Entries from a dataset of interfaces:
%%
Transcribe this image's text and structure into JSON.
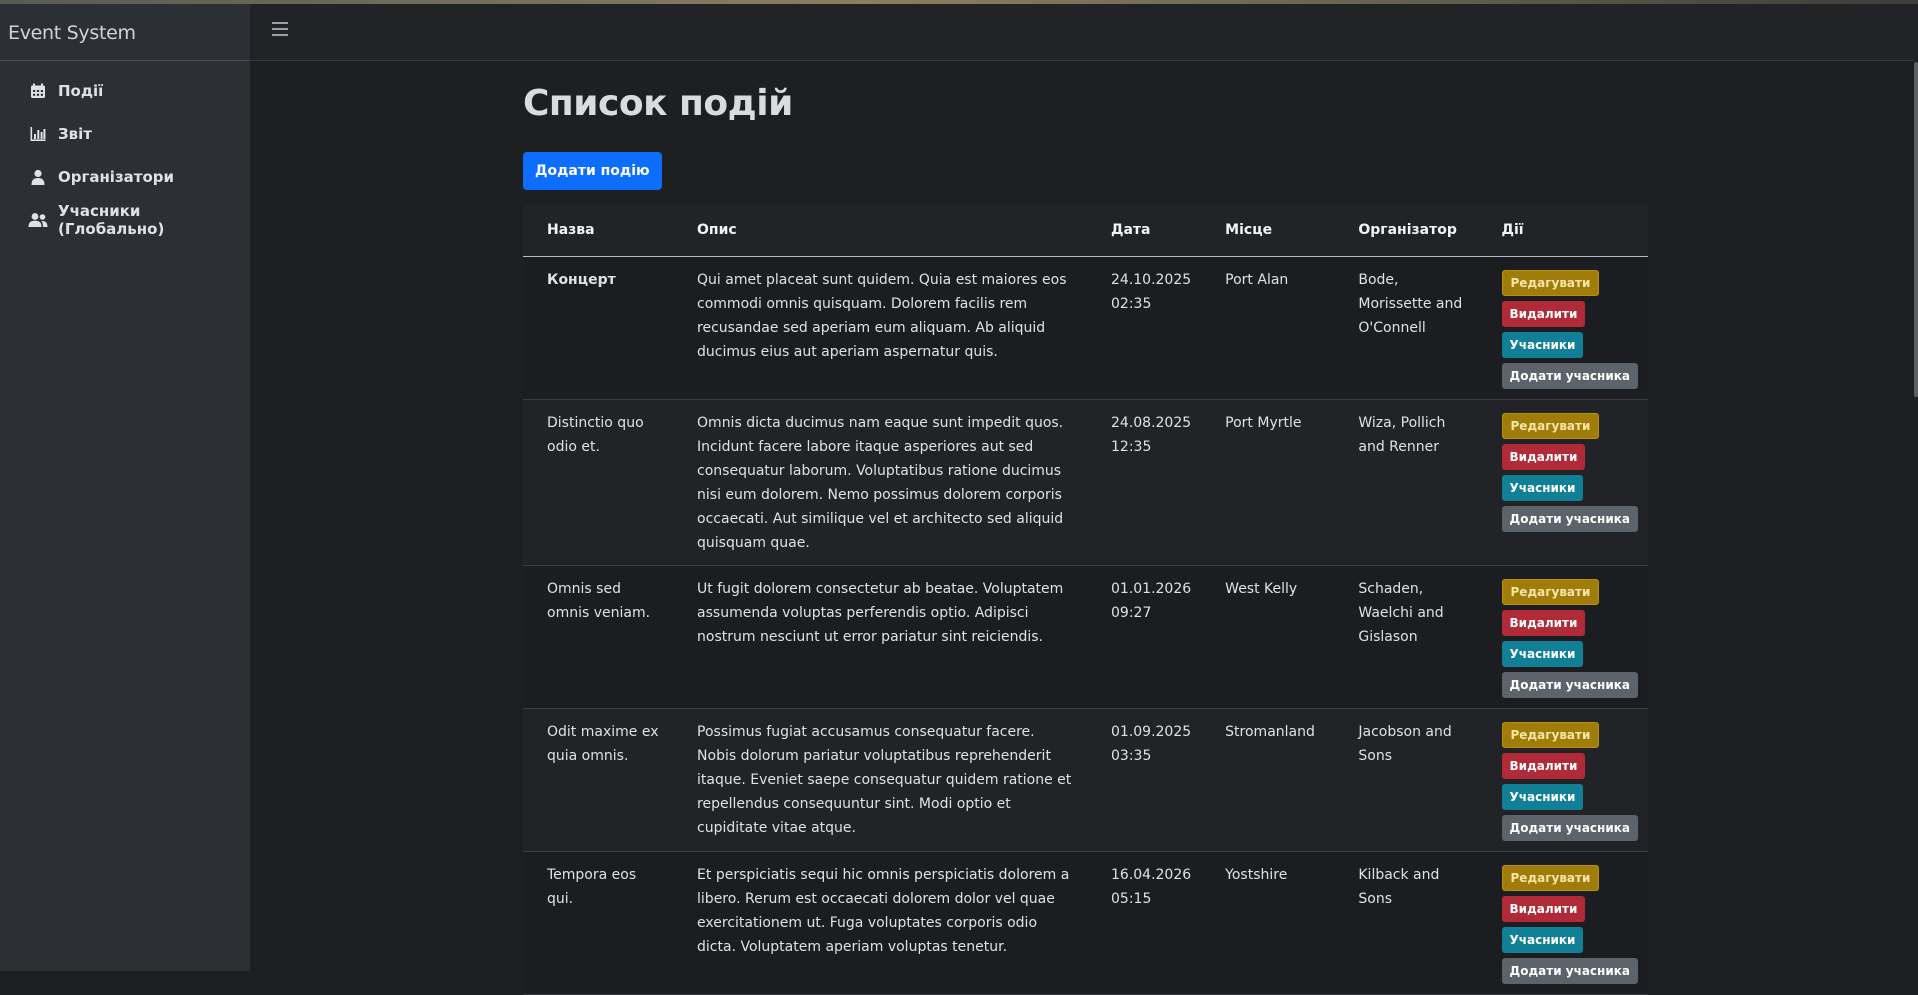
{
  "app": {
    "title": "Event System"
  },
  "sidebar": {
    "items": [
      {
        "label": "Події",
        "icon": "calendar-icon"
      },
      {
        "label": "Звіт",
        "icon": "chart-icon"
      },
      {
        "label": "Організатори",
        "icon": "user-icon"
      },
      {
        "label": "Учасники (Глобально)",
        "icon": "users-icon"
      }
    ]
  },
  "page": {
    "title": "Список подій",
    "add_button": "Додати подію"
  },
  "table": {
    "headers": [
      "Назва",
      "Опис",
      "Дата",
      "Місце",
      "Організатор",
      "Дії"
    ],
    "actions": {
      "edit": "Редагувати",
      "delete": "Видалити",
      "participants": "Учасники",
      "add_participant": "Додати учасника"
    },
    "rows": [
      {
        "name": "Концерт",
        "description": "Qui amet placeat sunt quidem. Quia est maiores eos commodi omnis quisquam. Dolorem facilis rem recusandae sed aperiam eum aliquam. Ab aliquid ducimus eius aut aperiam aspernatur quis.",
        "date": "24.10.2025",
        "time": "02:35",
        "place": "Port Alan",
        "organizer": "Bode, Morissette and O'Connell"
      },
      {
        "name": "Distinctio quo odio et.",
        "description": "Omnis dicta ducimus nam eaque sunt impedit quos. Incidunt facere labore itaque asperiores aut sed consequatur laborum. Voluptatibus ratione ducimus nisi eum dolorem. Nemo possimus dolorem corporis occaecati. Aut similique vel et architecto sed aliquid quisquam quae.",
        "date": "24.08.2025",
        "time": "12:35",
        "place": "Port Myrtle",
        "organizer": "Wiza, Pollich and Renner"
      },
      {
        "name": "Omnis sed omnis veniam.",
        "description": "Ut fugit dolorem consectetur ab beatae. Voluptatem assumenda voluptas perferendis optio. Adipisci nostrum nesciunt ut error pariatur sint reiciendis.",
        "date": "01.01.2026",
        "time": "09:27",
        "place": "West Kelly",
        "organizer": "Schaden, Waelchi and Gislason"
      },
      {
        "name": "Odit maxime ex quia omnis.",
        "description": "Possimus fugiat accusamus consequatur facere. Nobis dolorum pariatur voluptatibus reprehenderit itaque. Eveniet saepe consequatur quidem ratione et repellendus consequuntur sint. Modi optio et cupiditate vitae atque.",
        "date": "01.09.2025",
        "time": "03:35",
        "place": "Stromanland",
        "organizer": "Jacobson and Sons"
      },
      {
        "name": "Tempora eos qui.",
        "description": "Et perspiciatis sequi hic omnis perspiciatis dolorem a libero. Rerum est occaecati dolorem dolor vel quae exercitationem ut. Fuga voluptates corporis odio dicta. Voluptatem aperiam voluptas tenetur.",
        "date": "16.04.2026",
        "time": "05:15",
        "place": "Yostshire",
        "organizer": "Kilback and Sons"
      }
    ]
  }
}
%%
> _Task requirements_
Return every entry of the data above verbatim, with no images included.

> _Answer for this exercise_
Transcribe this image's text and structure into JSON.
{
  "app": {
    "title": "Event System"
  },
  "sidebar": {
    "items": [
      {
        "label": "Події",
        "icon": "calendar-icon"
      },
      {
        "label": "Звіт",
        "icon": "chart-icon"
      },
      {
        "label": "Організатори",
        "icon": "user-icon"
      },
      {
        "label": "Учасники (Глобально)",
        "icon": "users-icon"
      }
    ]
  },
  "page": {
    "title": "Список подій",
    "add_button": "Додати подію"
  },
  "table": {
    "headers": [
      "Назва",
      "Опис",
      "Дата",
      "Місце",
      "Організатор",
      "Дії"
    ],
    "actions": {
      "edit": "Редагувати",
      "delete": "Видалити",
      "participants": "Учасники",
      "add_participant": "Додати учасника"
    },
    "rows": [
      {
        "name": "Концерт",
        "description": "Qui amet placeat sunt quidem. Quia est maiores eos commodi omnis quisquam. Dolorem facilis rem recusandae sed aperiam eum aliquam. Ab aliquid ducimus eius aut aperiam aspernatur quis.",
        "date": "24.10.2025",
        "time": "02:35",
        "place": "Port Alan",
        "organizer": "Bode, Morissette and O'Connell"
      },
      {
        "name": "Distinctio quo odio et.",
        "description": "Omnis dicta ducimus nam eaque sunt impedit quos. Incidunt facere labore itaque asperiores aut sed consequatur laborum. Voluptatibus ratione ducimus nisi eum dolorem. Nemo possimus dolorem corporis occaecati. Aut similique vel et architecto sed aliquid quisquam quae.",
        "date": "24.08.2025",
        "time": "12:35",
        "place": "Port Myrtle",
        "organizer": "Wiza, Pollich and Renner"
      },
      {
        "name": "Omnis sed omnis veniam.",
        "description": "Ut fugit dolorem consectetur ab beatae. Voluptatem assumenda voluptas perferendis optio. Adipisci nostrum nesciunt ut error pariatur sint reiciendis.",
        "date": "01.01.2026",
        "time": "09:27",
        "place": "West Kelly",
        "organizer": "Schaden, Waelchi and Gislason"
      },
      {
        "name": "Odit maxime ex quia omnis.",
        "description": "Possimus fugiat accusamus consequatur facere. Nobis dolorum pariatur voluptatibus reprehenderit itaque. Eveniet saepe consequatur quidem ratione et repellendus consequuntur sint. Modi optio et cupiditate vitae atque.",
        "date": "01.09.2025",
        "time": "03:35",
        "place": "Stromanland",
        "organizer": "Jacobson and Sons"
      },
      {
        "name": "Tempora eos qui.",
        "description": "Et perspiciatis sequi hic omnis perspiciatis dolorem a libero. Rerum est occaecati dolorem dolor vel quae exercitationem ut. Fuga voluptates corporis odio dicta. Voluptatem aperiam voluptas tenetur.",
        "date": "16.04.2026",
        "time": "05:15",
        "place": "Yostshire",
        "organizer": "Kilback and Sons"
      }
    ]
  }
}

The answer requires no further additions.